It was 2 am on a cold August morning when my phone beeped back in the day of Nokia 3310’s and to blog was to be a renegade. I rolled over in my four poster bed, picked up my phone and saw a message from one of our youth group members. “Amanda, we need help. One of our friends has overdosed at a party”.
I jumped out of bed, called my flatmate out of his slumber and asked whether he would come with me to a party close by, in case it was dangerous. In our tracksuits, we ran to my Sigma and drove a few short minutes to the out of control party. As I arrived, with my flatmate waiting in the car, I saw this young fifteen-year-old being wheeled out of this party by paramedics and sent my flatmate home so I could jump in with this young hurting soul.
The look on her Mothers face when she walked into the hospital cubicle at 4 am on a Sunday morning, was of sheer terror. She didn’t have any words that could describe the immensity of the journey that they were about to walk on.
They walked out over a decade a journey of hope.
It was 5.45 pm on a Sunday evening, that I sat on the cold floor of our church toilet trying to convince a young woman that she was precious and wanted. Her ramblings about not wanting to live her life and her sheer devastation at the quality of the future she imagined, was far from the jumping pool of teenagers who were at the front of the stage demanding that the band begin their set list.

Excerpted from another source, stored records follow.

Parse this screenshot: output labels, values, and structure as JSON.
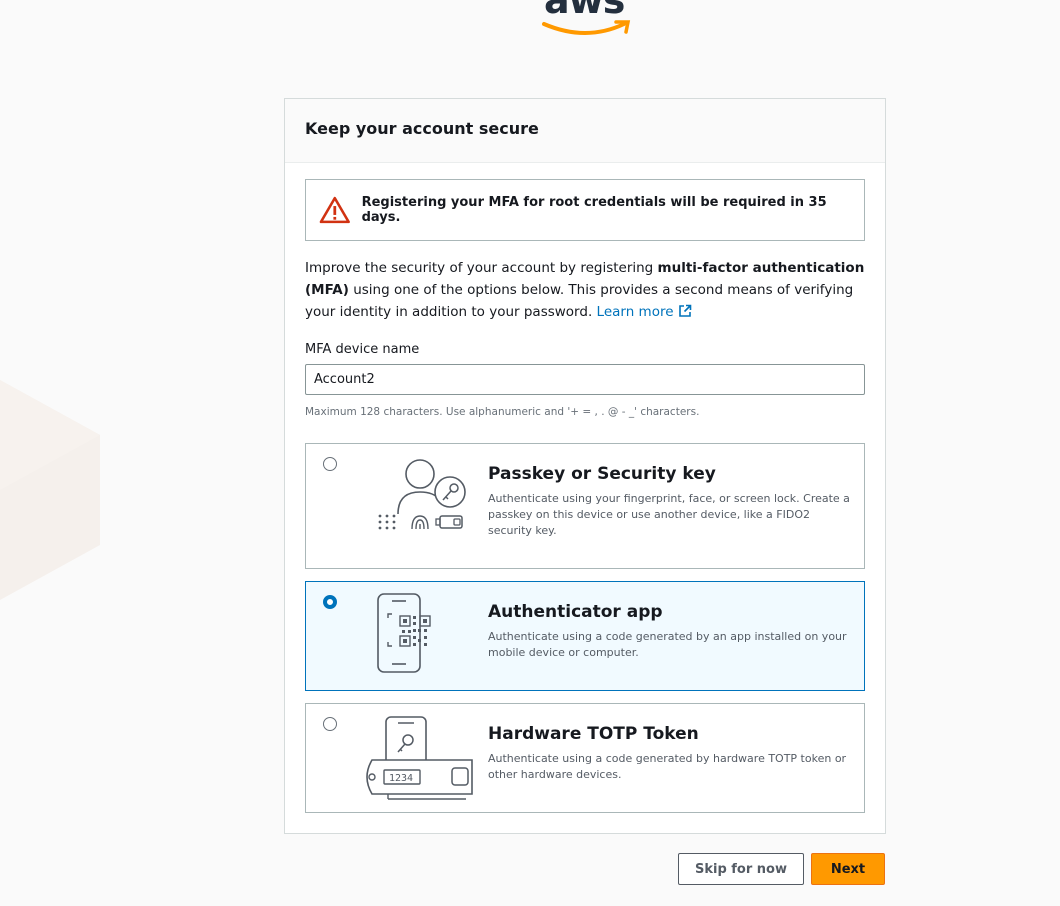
{
  "brand": {
    "logo_text": "aws",
    "accent_color": "#ff9900"
  },
  "card": {
    "title": "Keep your account secure",
    "alert": {
      "icon": "warning-icon",
      "text": "Registering your MFA for root credentials will be required in 35 days."
    },
    "intro": {
      "prefix": "Improve the security of your account by registering ",
      "bold": "multi-factor authentication (MFA)",
      "suffix": " using one of the options below. This provides a second means of verifying your identity in addition to your password. ",
      "link": "Learn more"
    },
    "device_name": {
      "label": "MFA device name",
      "value": "Account2",
      "hint": "Maximum 128 characters. Use alphanumeric and '+ = , . @ - _' characters."
    },
    "options": [
      {
        "title": "Passkey or Security key",
        "description": "Authenticate using your fingerprint, face, or screen lock. Create a passkey on this device or use another device, like a FIDO2 security key.",
        "selected": false
      },
      {
        "title": "Authenticator app",
        "description": "Authenticate using a code generated by an app installed on your mobile device or computer.",
        "selected": true
      },
      {
        "title": "Hardware TOTP Token",
        "description": "Authenticate using a code generated by hardware TOTP token or other hardware devices.",
        "selected": false,
        "token_display": "1234"
      }
    ]
  },
  "buttons": {
    "skip": "Skip for now",
    "next": "Next"
  }
}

I sat on that floor for a good thirty minutes, before I could convince her out of the protection of that toilet cave and as I walked down the corridor into a thriving church celebration, the look in her parent’s eyes of utter despair marked me.
They journeyed with her over a devastating decade of hope.
It was 3 pm in the afternoon, on an unsuspecting Tuesday afternoon, that I sat in the car park of our local cafe strip with one of my married friends. She whispered to me, over our flat whites that she was contemplating having an affair. This was the beginning of an unravelling of deep discouragement that sent her fleeing back into her husband’s arms. It was far from pretty, it was ugly and raw but she walked out slowly a decade of seeking hope for her marriage.
Year after year I have watched and witnessed stories of hope unravel in ways that we never expected. Messy stories. Moments misunderstood. Confusion. Mistakes. Unsure realities and opportunities of recovery.
Often I hear many people speak from this proverb that “hope deferred makes the heart sick.” I also have also been guilty of short-changing this proverb.
However, the second stanza of this verse says this…
“But a longing fulfilled is a tree of life.”
I’ve been discouraged lately about the discourse around Christianity in our society and culture. I am often discouraged by the way that religion is used as a weapon to control and manipulate. Lately, I have been deeply questioning even the role of the church in the future of our world. Questions unanswered around relevance and hatred. Confusion about finances and application. Deep musing around the poor and impoverished.
But the one word I come back to is the fulfilment of a life lived with hope. When I remember stories of messy people finding hope in the most devastating circumstances, I am reminded once again the power of community and how powerful transformation is with hope.
Transformed lives, by authentic community and counsel.
Transformed families, by the promise of what is to come.
Transformed futures, by a message that transcends generations and cultural trends.
Transformed opportunities, by growth and perspective.
If your heart aches from hope deferred, let me encourage you to discover stories of hope where transformation has radically deepened the impact of lives lived sown.
Tell me your stories of hope, My weary heart is needing some reminders that in the end, hope will lead to a tree of life and fulfilment.